This admonition from the left directed to their sensible suburban evangelicals didn’t work in spite of the stink associated with their freshly minted pejorative. Evangelicals, along with other groups who wanted to throw a wrench into the system, voted for the bad orange man, Christian Nationalism be damned.
Wednesday, November 9th 2016 was just as surreal for me as it was for everyone else. I grew up watching Donald Trump fire his would-be lackeys on his prime time reality TV show, “The Apprentice.” Everyone was shocked as we watched the “You’re fired!” guy win a presidential election. Christian Nationalism took a backseat to regular Nationalism, Fascism, and other Nazi-infused insults as the world wrapped it’s head around this new reality.
Then we started finding sexually explicit material in our nation’s libraries catered to children. We started hearing about “trans-affirming surgeries”. Healthy children being told they were born in the wrong body and subsequently mutilated. The surgeons, counselors, health professionals all taking a cut from the profits of this new Baal worship. And we wondered, “When did the world become so…unreasonable, irrational?”
Then people started speaking up. This can’t go on. We can’t let children read pornography or receive surgery or any kind without their parent’s consent. And since reason was no longer taking calls, these people used their faith as a tool to motivate their fight.
The left in turn went back into their folders and scrapbooks, pushed past the pride flags and “Thou Shalt Not Judge” arguments, found the Christian Nationalist moniker and deployed it post-haste. Not that it worked well the last time, but come on, noone wants to be a Nazi, right? Cow and turn, evil Christian, else you’ll wear this fascist badge of shame!
You know what? If Christian Nationalists are your enemy, then I am your enemy.
And that’s how Christians started wearing #ChristianNationalism.
This actually makes sense in a historical protestant framework. Baptists got their name from Christians trying to distinguish themselves from those odd believers who loved dunking each other into immersible water. Methodists were huge sticklers about their methods. And Puritans, those high and mighty do-gooders, all they cared about was their purity! These Christian groups ended up adopting those slurs and wore them with pride. In this same sense Christian Nationalists have taken the scarlet letter hurled by the left and wear it today as a badge of courage.
Christian Nationalism is a messy term, and like other terms or movements there are plenty of bad actors in this camp. Don’t let that dissuade you from joining. You wouldn’t let the fact that Fred Phelps was the pastor of Westboro Baptist Church stop you from being a Baptist, would you?

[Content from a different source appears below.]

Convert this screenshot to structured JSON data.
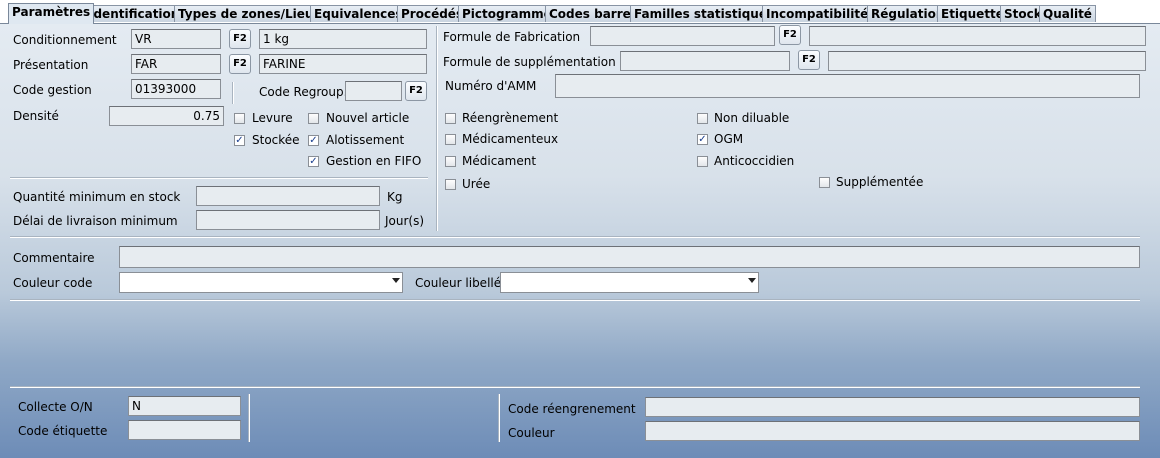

If you believe that:
- America was a Christian Nation
- God’s word is the ultimate objective standard by which we know right from wrong, good from evil
- Our founders used God’s word to form our nation
- Our pagan neighbors would benefit from living in a Christian Nation
Then you should strongly consider becoming a Christian Nationalist. I promise you that being a Christian Nationalist does not make you a racist fascist. Side effects do NOT include goose-stepping down main street screaming “Heil Jesus!” or any other such nonsense.
We love God, we love his word, and we love our neighbors just like he commanded us. We’re deeply convicted regarding God’s law, that the best way to love our neighbors is to fight for the establishment of a society that’s steeped in biblical principles. We believe the Western Church will wake up to this reality one day. We pray that it happens soon before it’s too late, before the last remnants of our semi-functioning society gives way to a perverse, totalitarian, godless new world order.
Christ is Lord. No matter what else happens, Christ is Lord.
Your Local Christian Nationalist